• _Try it_:
With the pictures left out, output the records below exactly.

↓

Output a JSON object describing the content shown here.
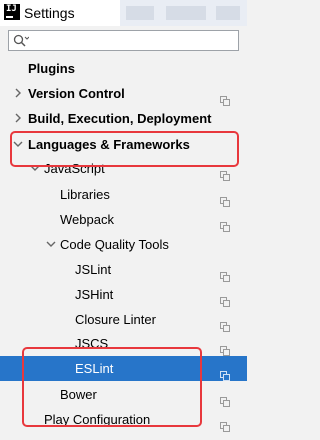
{
  "window": {
    "title": "Settings",
    "icon": "intellij-app-icon"
  },
  "search": {
    "placeholder": "",
    "value": "",
    "icon": "search-icon"
  },
  "tree": {
    "items": [
      {
        "label": "Plugins",
        "bold": true,
        "expanded": null,
        "copy_icon": false,
        "selected": false
      },
      {
        "label": "Version Control",
        "bold": true,
        "expanded": false,
        "copy_icon": true,
        "selected": false
      },
      {
        "label": "Build, Execution, Deployment",
        "bold": true,
        "expanded": false,
        "copy_icon": false,
        "selected": false
      },
      {
        "label": "Languages & Frameworks",
        "bold": true,
        "expanded": true,
        "copy_icon": false,
        "selected": false
      },
      {
        "label": "JavaScript",
        "bold": false,
        "expanded": true,
        "copy_icon": true,
        "selected": false
      },
      {
        "label": "Libraries",
        "bold": false,
        "expanded": null,
        "copy_icon": true,
        "selected": false
      },
      {
        "label": "Webpack",
        "bold": false,
        "expanded": null,
        "copy_icon": true,
        "selected": false
      },
      {
        "label": "Code Quality Tools",
        "bold": false,
        "expanded": true,
        "copy_icon": false,
        "selected": false
      },
      {
        "label": "JSLint",
        "bold": false,
        "expanded": null,
        "copy_icon": true,
        "selected": false
      },
      {
        "label": "JSHint",
        "bold": false,
        "expanded": null,
        "copy_icon": true,
        "selected": false
      },
      {
        "label": "Closure Linter",
        "bold": false,
        "expanded": null,
        "copy_icon": true,
        "selected": false
      },
      {
        "label": "JSCS",
        "bold": false,
        "expanded": null,
        "copy_icon": true,
        "selected": false
      },
      {
        "label": "ESLint",
        "bold": false,
        "expanded": null,
        "copy_icon": true,
        "selected": true
      },
      {
        "label": "Bower",
        "bold": false,
        "expanded": null,
        "copy_icon": true,
        "selected": false
      },
      {
        "label": "Play Configuration",
        "bold": false,
        "expanded": null,
        "copy_icon": true,
        "selected": false
      }
    ]
  },
  "colors": {
    "selection": "#2775c9",
    "annotation_border": "#e8383d",
    "background": "#f2f2f2"
  }
}
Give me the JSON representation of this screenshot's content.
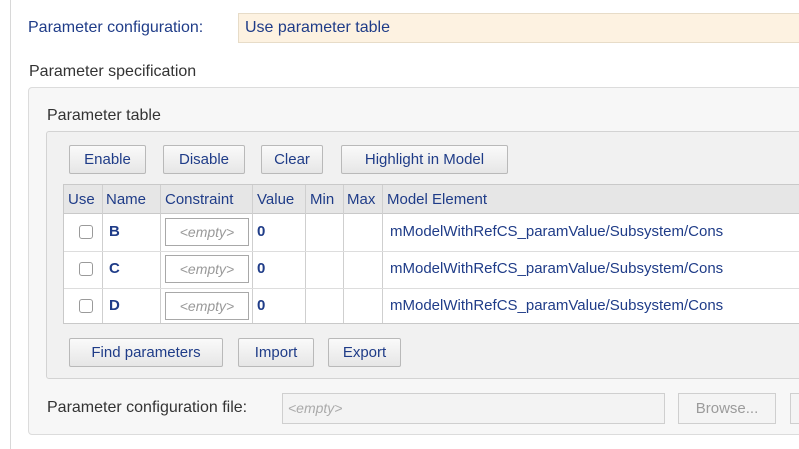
{
  "parameter_configuration": {
    "label": "Parameter configuration:",
    "value": "Use parameter table"
  },
  "parameter_specification": {
    "label": "Parameter specification"
  },
  "parameter_table": {
    "label": "Parameter table",
    "toolbar": {
      "enable": "Enable",
      "disable": "Disable",
      "clear": "Clear",
      "highlight": "Highlight in Model"
    },
    "columns": [
      "Use",
      "Name",
      "Constraint",
      "Value",
      "Min",
      "Max",
      "Model Element"
    ],
    "rows": [
      {
        "use": false,
        "name": "B",
        "constraint": "<empty>",
        "value": "0",
        "min": "",
        "max": "",
        "model_element": "mModelWithRefCS_paramValue/Subsystem/Cons"
      },
      {
        "use": false,
        "name": "C",
        "constraint": "<empty>",
        "value": "0",
        "min": "",
        "max": "",
        "model_element": "mModelWithRefCS_paramValue/Subsystem/Cons"
      },
      {
        "use": false,
        "name": "D",
        "constraint": "<empty>",
        "value": "0",
        "min": "",
        "max": "",
        "model_element": "mModelWithRefCS_paramValue/Subsystem/Cons"
      }
    ],
    "bottom_buttons": {
      "find": "Find parameters",
      "import": "Import",
      "export": "Export"
    }
  },
  "configuration_file": {
    "label": "Parameter configuration file:",
    "placeholder": "<empty>",
    "browse": "Browse..."
  }
}
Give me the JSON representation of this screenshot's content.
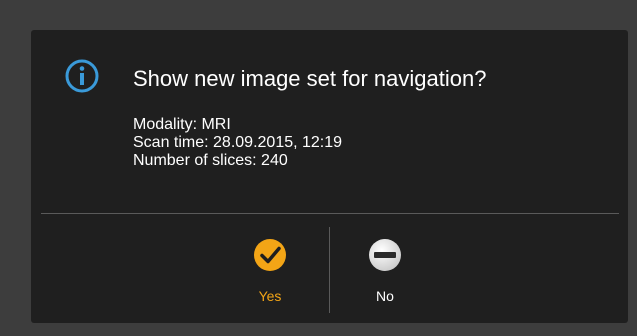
{
  "dialog": {
    "title": "Show new image set for navigation?",
    "icon": "info-icon",
    "details": [
      "Modality: MRI",
      "Scan time: 28.09.2015, 12:19",
      "Number of slices: 240"
    ],
    "buttons": {
      "yes": {
        "label": "Yes",
        "icon": "checkmark-icon",
        "color": "#f3a516"
      },
      "no": {
        "label": "No",
        "icon": "minus-icon",
        "color": "#ffffff"
      }
    }
  },
  "colors": {
    "background": "#3d3d3d",
    "dialog_background": "#1f1f1f",
    "info_accent": "#3a9ad9",
    "yes_accent": "#f3a516"
  }
}
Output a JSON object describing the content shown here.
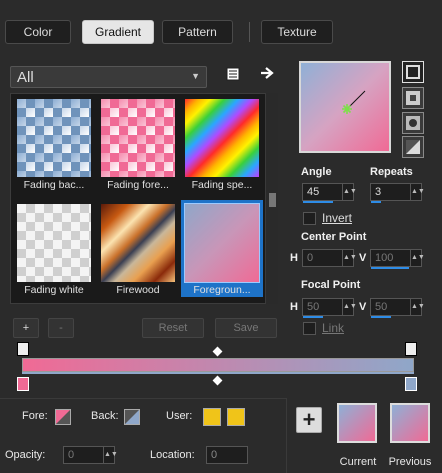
{
  "tabs": [
    {
      "label": "Color",
      "active": false
    },
    {
      "label": "Gradient",
      "active": true
    },
    {
      "label": "Pattern",
      "active": false
    },
    {
      "label": "Texture",
      "active": false
    }
  ],
  "preset_filter": {
    "value": "All"
  },
  "swatches": [
    {
      "label": "Fading bac...",
      "style": "fading-blue",
      "selected": false
    },
    {
      "label": "Fading fore...",
      "style": "fading-pink",
      "selected": false
    },
    {
      "label": "Fading spe...",
      "style": "spectrum",
      "selected": false
    },
    {
      "label": "Fading white",
      "style": "fading-white",
      "selected": false
    },
    {
      "label": "Firewood",
      "style": "firewood",
      "selected": false
    },
    {
      "label": "Foregroun...",
      "style": "fg-bg",
      "selected": true
    }
  ],
  "buttons": {
    "add": "+",
    "remove": "-",
    "reset": "Reset",
    "save": "Save"
  },
  "settings": {
    "angle_label": "Angle",
    "angle_value": "45",
    "repeats_label": "Repeats",
    "repeats_value": "3",
    "invert_label": "Invert",
    "center_point_label": "Center Point",
    "center_h_label": "H",
    "center_h_value": "0",
    "center_v_label": "V",
    "center_v_value": "100",
    "focal_point_label": "Focal Point",
    "focal_h_label": "H",
    "focal_h_value": "50",
    "focal_v_label": "V",
    "focal_v_value": "50",
    "link_label": "Link"
  },
  "gradient": {
    "start_color": "#f06a95",
    "end_color": "#8fa7c9"
  },
  "bottom": {
    "fore_label": "Fore:",
    "back_label": "Back:",
    "user_label": "User:",
    "opacity_label": "Opacity:",
    "opacity_value": "0",
    "location_label": "Location:",
    "location_value": "0",
    "current_label": "Current",
    "previous_label": "Previous",
    "user_color": "#f0c419"
  }
}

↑

• _Exercise solution_:
Output a JSON object describing the content shown here.
{
  "window": {
    "title": "Settings",
    "icon": "intellij-app-icon"
  },
  "search": {
    "placeholder": "",
    "value": "",
    "icon": "search-icon"
  },
  "tree": {
    "items": [
      {
        "label": "Plugins",
        "bold": true,
        "expanded": null,
        "copy_icon": false,
        "selected": false
      },
      {
        "label": "Version Control",
        "bold": true,
        "expanded": false,
        "copy_icon": true,
        "selected": false
      },
      {
        "label": "Build, Execution, Deployment",
        "bold": true,
        "expanded": false,
        "copy_icon": false,
        "selected": false
      },
      {
        "label": "Languages & Frameworks",
        "bold": true,
        "expanded": true,
        "copy_icon": false,
        "selected": false
      },
      {
        "label": "JavaScript",
        "bold": false,
        "expanded": true,
        "copy_icon": true,
        "selected": false
      },
      {
        "label": "Libraries",
        "bold": false,
        "expanded": null,
        "copy_icon": true,
        "selected": false
      },
      {
        "label": "Webpack",
        "bold": false,
        "expanded": null,
        "copy_icon": true,
        "selected": false
      },
      {
        "label": "Code Quality Tools",
        "bold": false,
        "expanded": true,
        "copy_icon": false,
        "selected": false
      },
      {
        "label": "JSLint",
        "bold": false,
        "expanded": null,
        "copy_icon": true,
        "selected": false
      },
      {
        "label": "JSHint",
        "bold": false,
        "expanded": null,
        "copy_icon": true,
        "selected": false
      },
      {
        "label": "Closure Linter",
        "bold": false,
        "expanded": null,
        "copy_icon": true,
        "selected": false
      },
      {
        "label": "JSCS",
        "bold": false,
        "expanded": null,
        "copy_icon": true,
        "selected": false
      },
      {
        "label": "ESLint",
        "bold": false,
        "expanded": null,
        "copy_icon": true,
        "selected": true
      },
      {
        "label": "Bower",
        "bold": false,
        "expanded": null,
        "copy_icon": true,
        "selected": false
      },
      {
        "label": "Play Configuration",
        "bold": false,
        "expanded": null,
        "copy_icon": true,
        "selected": false
      }
    ]
  },
  "colors": {
    "selection": "#2775c9",
    "annotation_border": "#e8383d",
    "background": "#f2f2f2"
  }
}
Give me the JSON representation of this screenshot's content.
{
  "parameter_configuration": {
    "label": "Parameter configuration:",
    "value": "Use parameter table"
  },
  "parameter_specification": {
    "label": "Parameter specification"
  },
  "parameter_table": {
    "label": "Parameter table",
    "toolbar": {
      "enable": "Enable",
      "disable": "Disable",
      "clear": "Clear",
      "highlight": "Highlight in Model"
    },
    "columns": [
      "Use",
      "Name",
      "Constraint",
      "Value",
      "Min",
      "Max",
      "Model Element"
    ],
    "rows": [
      {
        "use": false,
        "name": "B",
        "constraint": "<empty>",
        "value": "0",
        "min": "",
        "max": "",
        "model_element": "mModelWithRefCS_paramValue/Subsystem/Cons"
      },
      {
        "use": false,
        "name": "C",
        "constraint": "<empty>",
        "value": "0",
        "min": "",
        "max": "",
        "model_element": "mModelWithRefCS_paramValue/Subsystem/Cons"
      },
      {
        "use": false,
        "name": "D",
        "constraint": "<empty>",
        "value": "0",
        "min": "",
        "max": "",
        "model_element": "mModelWithRefCS_paramValue/Subsystem/Cons"
      }
    ],
    "bottom_buttons": {
      "find": "Find parameters",
      "import": "Import",
      "export": "Export"
    }
  },
  "configuration_file": {
    "label": "Parameter configuration file:",
    "placeholder": "<empty>",
    "browse": "Browse..."
  }
}
Give me the JSON representation of this screenshot's content.
{
  "dialog": {
    "title": "Show new image set for navigation?",
    "icon": "info-icon",
    "details": [
      "Modality: MRI",
      "Scan time: 28.09.2015, 12:19",
      "Number of slices: 240"
    ],
    "buttons": {
      "yes": {
        "label": "Yes",
        "icon": "checkmark-icon",
        "color": "#f3a516"
      },
      "no": {
        "label": "No",
        "icon": "minus-icon",
        "color": "#ffffff"
      }
    }
  },
  "colors": {
    "background": "#3d3d3d",
    "dialog_background": "#1f1f1f",
    "info_accent": "#3a9ad9",
    "yes_accent": "#f3a516"
  }
}
Output a JSON object describing the content shown here.
{
  "tabs": [
    {
      "label": "Color",
      "active": false
    },
    {
      "label": "Gradient",
      "active": true
    },
    {
      "label": "Pattern",
      "active": false
    },
    {
      "label": "Texture",
      "active": false
    }
  ],
  "preset_filter": {
    "value": "All"
  },
  "swatches": [
    {
      "label": "Fading bac...",
      "style": "fading-blue",
      "selected": false
    },
    {
      "label": "Fading fore...",
      "style": "fading-pink",
      "selected": false
    },
    {
      "label": "Fading spe...",
      "style": "spectrum",
      "selected": false
    },
    {
      "label": "Fading white",
      "style": "fading-white",
      "selected": false
    },
    {
      "label": "Firewood",
      "style": "firewood",
      "selected": false
    },
    {
      "label": "Foregroun...",
      "style": "fg-bg",
      "selected": true
    }
  ],
  "buttons": {
    "add": "+",
    "remove": "-",
    "reset": "Reset",
    "save": "Save"
  },
  "settings": {
    "angle_label": "Angle",
    "angle_value": "45",
    "repeats_label": "Repeats",
    "repeats_value": "3",
    "invert_label": "Invert",
    "center_point_label": "Center Point",
    "center_h_label": "H",
    "center_h_value": "0",
    "center_v_label": "V",
    "center_v_value": "100",
    "focal_point_label": "Focal Point",
    "focal_h_label": "H",
    "focal_h_value": "50",
    "focal_v_label": "V",
    "focal_v_value": "50",
    "link_label": "Link"
  },
  "gradient": {
    "start_color": "#f06a95",
    "end_color": "#8fa7c9"
  },
  "bottom": {
    "fore_label": "Fore:",
    "back_label": "Back:",
    "user_label": "User:",
    "opacity_label": "Opacity:",
    "opacity_value": "0",
    "location_label": "Location:",
    "location_value": "0",
    "current_label": "Current",
    "previous_label": "Previous",
    "user_color": "#f0c419"
  }
}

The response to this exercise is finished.